But I'm not discounting your cynical take any more than Emark's - I'm certain that there are some people who do exactly as you suggest. OTOH, there are some people who cheap out on the corks and still charge extra for the wine, which seems like a horrible trade off. Although I like the wines, I stopped buying anything from Justin because of that. I once opened a corked bottle. Went downstairs and got another, different vintage, different blend, and same thing. Went for another, and same thing. Three for three, across three different wines and different vintages - Isosceles, Justification, and Syrah.
Here's some info on how corks are graded:
Then there's an issue with the bottle neck, believe it or not. The Rhone shaped bottles start to flare a little at the neck and if your cork is too long, it doesn't fit as well, so often in those bottles you have shorter corks, even tho the winemakers wouldn't mind using a longer one.
I think that since 2005 people have stopped using chlorine to clean corks and in fact, any part of the wineries, because chlorine is a part of TCA and adding chlorine just increased the chances of providing precursor molecules for its development.
- Reply by Diego Andrés Díaz, Mar 31.

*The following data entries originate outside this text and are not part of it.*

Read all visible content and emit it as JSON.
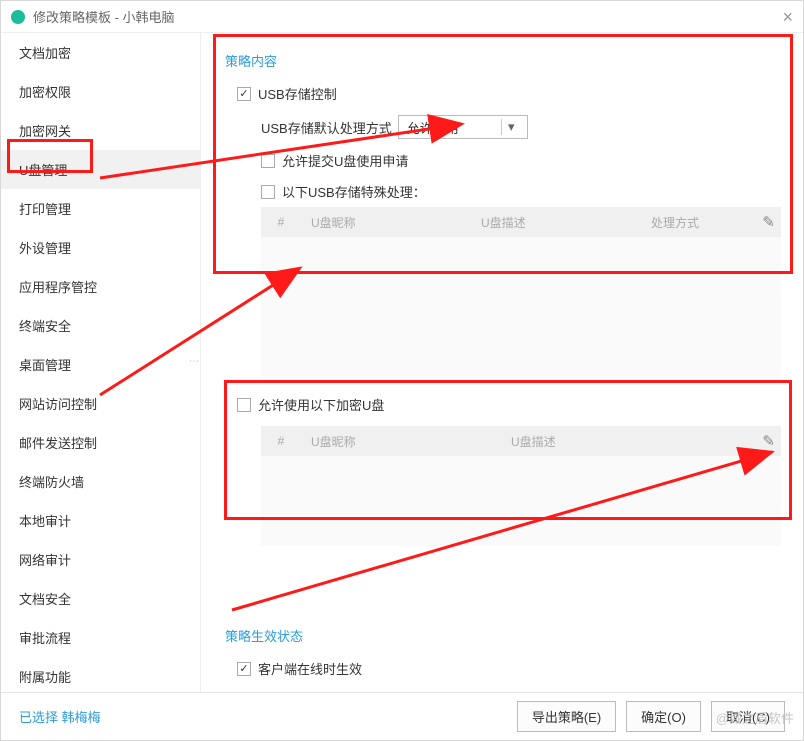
{
  "title": "修改策略模板 - 小韩电脑",
  "sidebar": {
    "items": [
      {
        "label": "文档加密"
      },
      {
        "label": "加密权限"
      },
      {
        "label": "加密网关"
      },
      {
        "label": "U盘管理",
        "selected": true
      },
      {
        "label": "打印管理"
      },
      {
        "label": "外设管理"
      },
      {
        "label": "应用程序管控"
      },
      {
        "label": "终端安全"
      },
      {
        "label": "桌面管理"
      },
      {
        "label": "网站访问控制"
      },
      {
        "label": "邮件发送控制"
      },
      {
        "label": "终端防火墙"
      },
      {
        "label": "本地审计"
      },
      {
        "label": "网络审计"
      },
      {
        "label": "文档安全"
      },
      {
        "label": "审批流程"
      },
      {
        "label": "附属功能"
      }
    ]
  },
  "section1": {
    "title": "策略内容",
    "usb_control_label": "USB存储控制",
    "usb_control_checked": true,
    "default_mode_label": "USB存储默认处理方式",
    "default_mode_value": "允许使用",
    "allow_apply_label": "允许提交U盘使用申请",
    "allow_apply_checked": false,
    "special_label": "以下USB存储特殊处理：",
    "special_checked": false,
    "table1_cols": {
      "num": "#",
      "nick": "U盘昵称",
      "desc": "U盘描述",
      "handle": "处理方式"
    }
  },
  "section2": {
    "encrypt_allow_label": "允许使用以下加密U盘",
    "encrypt_allow_checked": false,
    "table2_cols": {
      "num": "#",
      "nick": "U盘昵称",
      "desc": "U盘描述"
    }
  },
  "section3": {
    "title": "策略生效状态",
    "online_label": "客户端在线时生效",
    "online_checked": true
  },
  "footer": {
    "selected_text": "已选择 韩梅梅",
    "export_label": "导出策略(E)",
    "ok_label": "确定(O)",
    "cancel_label": "取消(C)"
  },
  "watermark": "@域之盾软件"
}
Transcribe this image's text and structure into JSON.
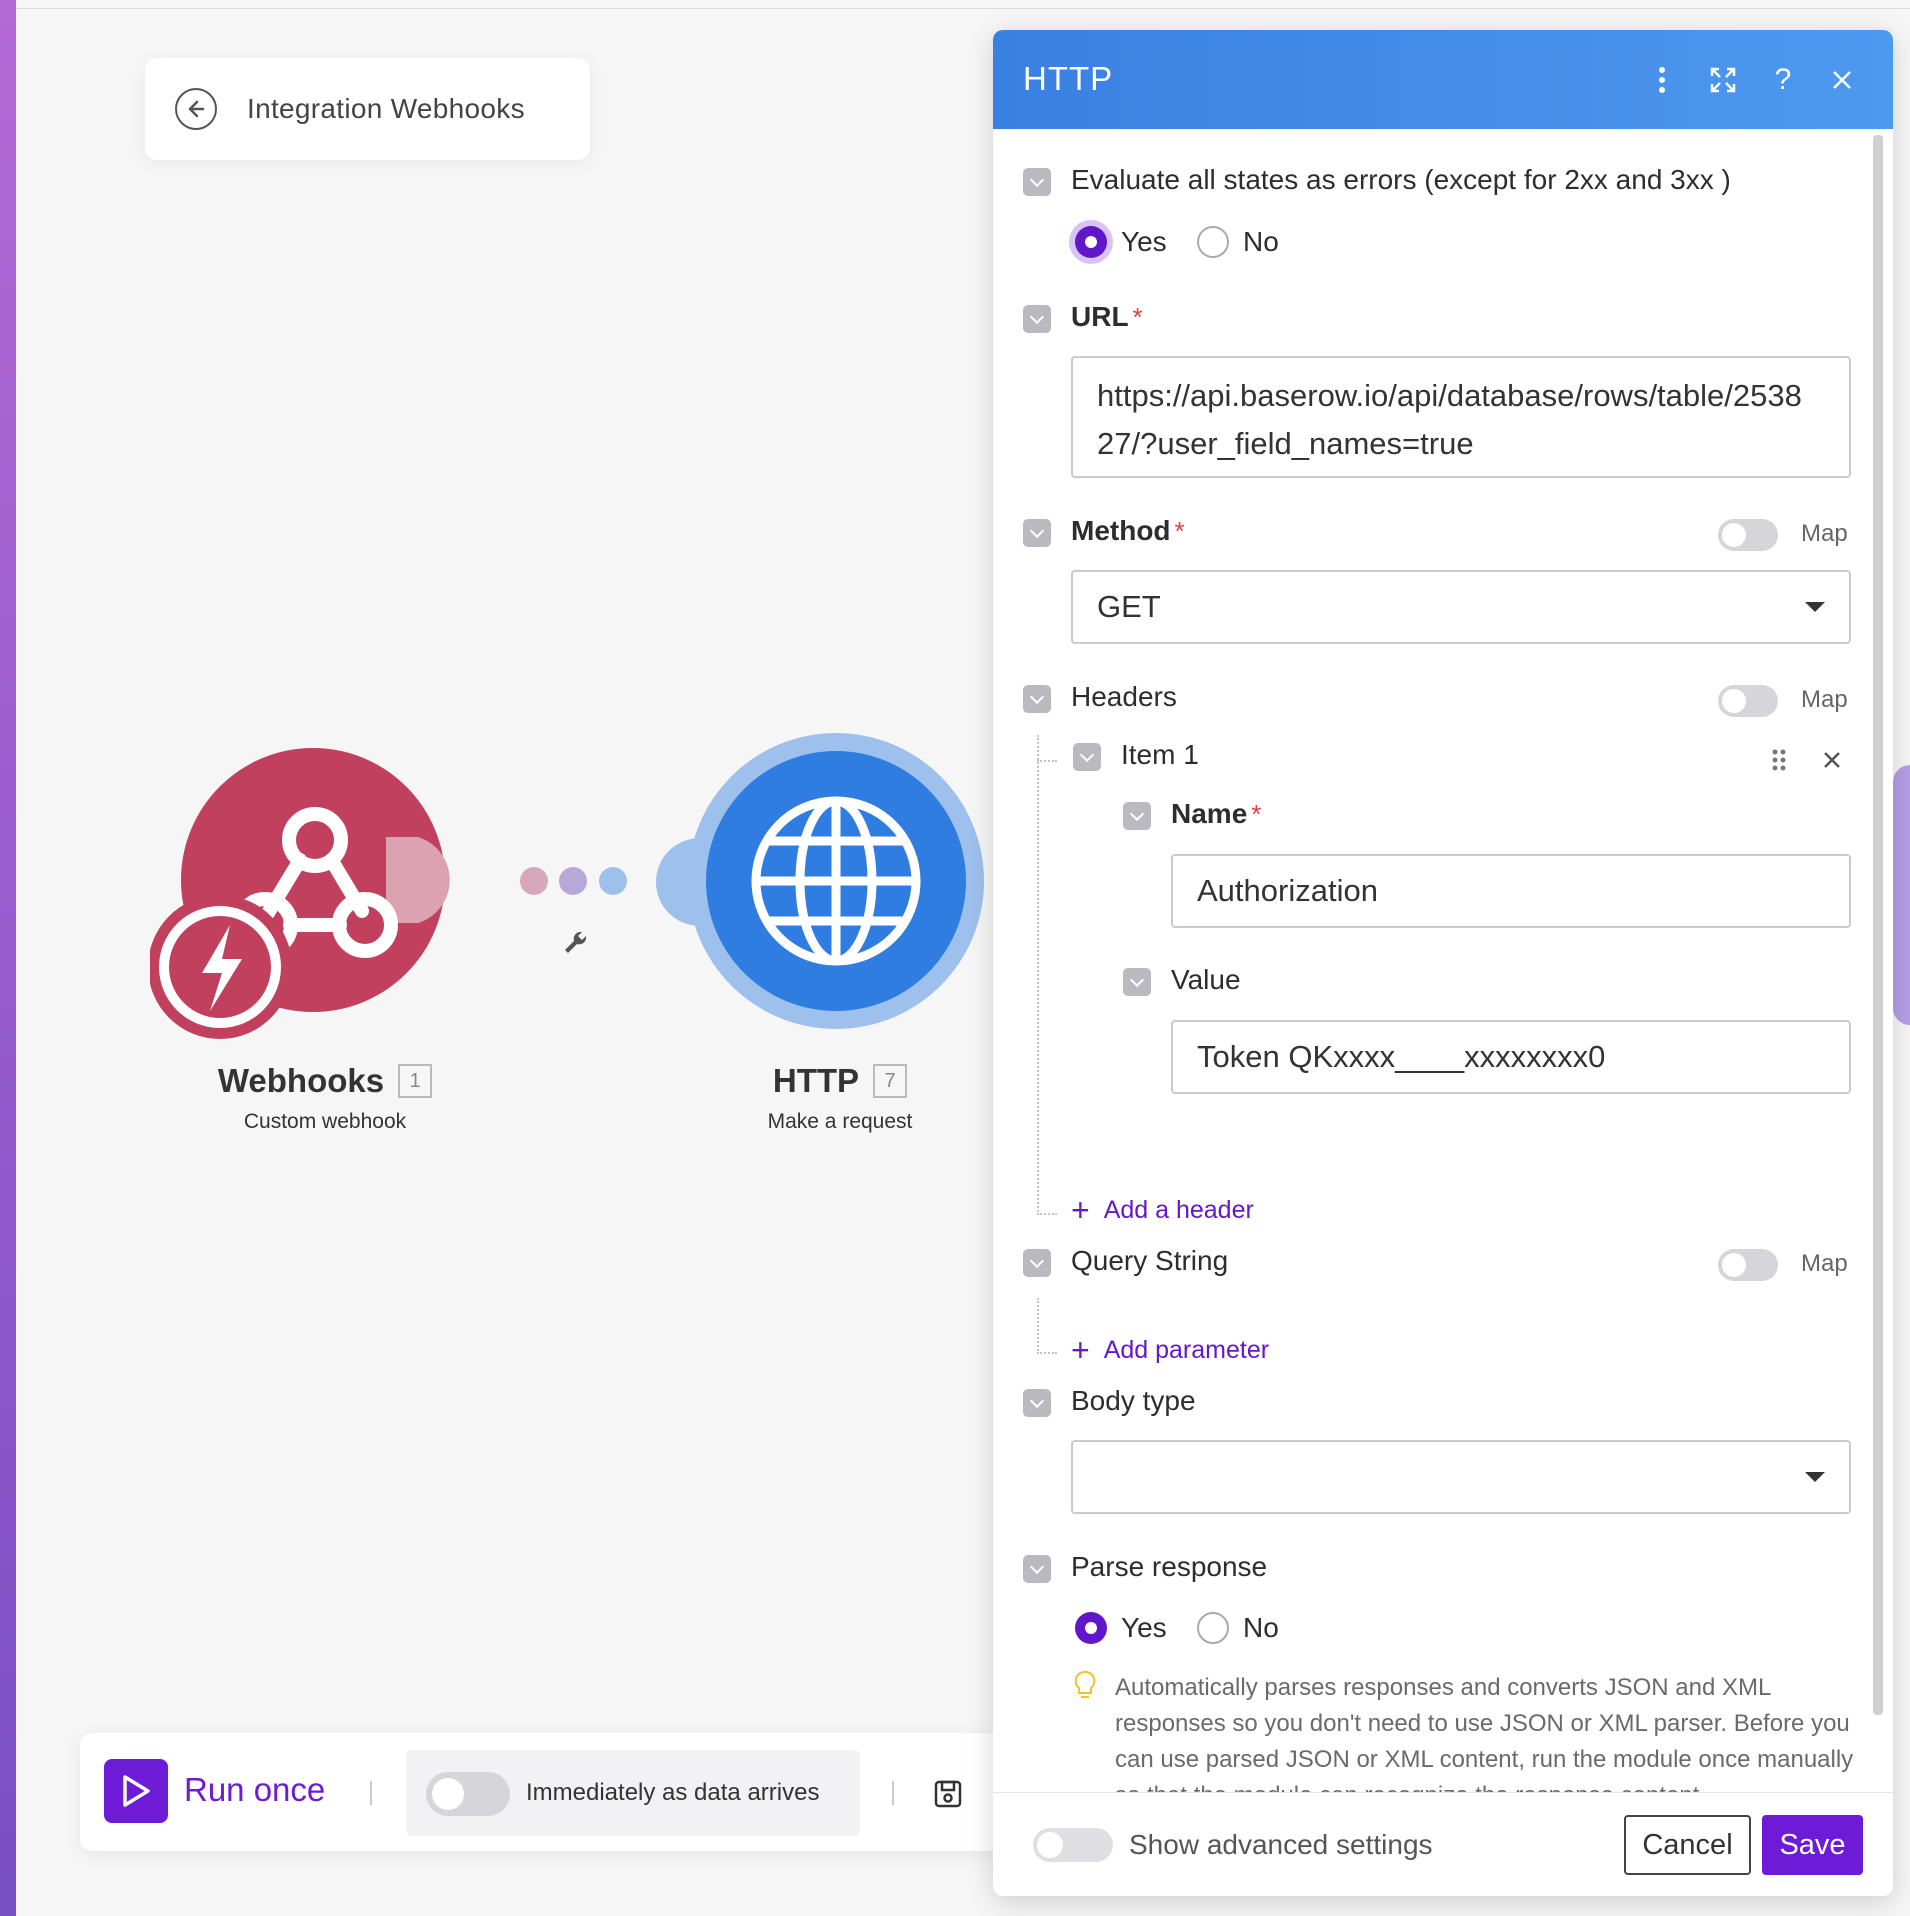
{
  "breadcrumb": {
    "title": "Integration Webhooks"
  },
  "modules": [
    {
      "name": "Webhooks",
      "badge": "1",
      "subtitle": "Custom webhook",
      "color": "#c0405e"
    },
    {
      "name": "HTTP",
      "badge": "7",
      "subtitle": "Make a request",
      "color": "#2f7de0"
    }
  ],
  "toolbar": {
    "run_label": "Run once",
    "schedule_label": "Immediately as data arrives"
  },
  "panel": {
    "title": "HTTP",
    "evaluate_errors": {
      "label": "Evaluate all states as errors (except for 2xx and 3xx )",
      "yes": "Yes",
      "no": "No",
      "selected": "Yes"
    },
    "url": {
      "label": "URL",
      "value": "https://api.baserow.io/api/database/rows/table/253827/?user_field_names=true"
    },
    "method": {
      "label": "Method",
      "value": "GET",
      "map_label": "Map"
    },
    "headers": {
      "label": "Headers",
      "map_label": "Map",
      "item_label": "Item 1",
      "name_label": "Name",
      "name_value": "Authorization",
      "value_label": "Value",
      "value_value": "Token QKxxxx____xxxxxxxx0",
      "add_label": "Add a header"
    },
    "query_string": {
      "label": "Query String",
      "map_label": "Map",
      "add_label": "Add parameter"
    },
    "body_type": {
      "label": "Body type",
      "value": ""
    },
    "parse_response": {
      "label": "Parse response",
      "yes": "Yes",
      "no": "No",
      "selected": "Yes",
      "hint": "Automatically parses responses and converts JSON and XML responses so you don't need to use JSON or XML parser. Before you can use parsed JSON or XML content, run the module once manually so that the module can recognize the response content"
    },
    "footer": {
      "advanced_label": "Show advanced settings",
      "cancel_label": "Cancel",
      "save_label": "Save"
    }
  },
  "colors": {
    "accent": "#6d1bd6",
    "header": "#3a80e1"
  }
}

Thanks to all of you for your comments. I have learned a lot. Summarizing, yes, there is a loose relation between the quality of Corks and the quality of the wine, influenced by economic calculations, the winemaker concern for his product, or his dishonesty.
Because of cork taint and practicality, some winelovers and winemakers have gradualy grow a preference and a love for the screwcaps, but there is a field where the cork still is the king: the wines made to age for decades, even centuries. Vintage port, the great Bordeaux and Bourgogne still use corks.
Are the screwcaps made some progress among these iconic wines?
- Reply by Michael Bennett, Mar 31.
We had a policy of re-corking aged library wines after 10 years. The original cork might have survived but many we replaced were getting very delicate and tending to fall apart, notwithstanding our attempts to always buy top of the range and to hell with the price.
Wine companies need to be aware of the public perception of screwcaps as a "cheap" alternative (which of course, they are) replacing 'real' corks. It will take a while for an acceptance that quality of the wine is not affected.
As regards the use of chlorine for sterilising corks, yes we avoided using chlorine for winery cleaning for that very reason, using instead iodophor and even that not internally in tanks, preferring high pressure water or steam..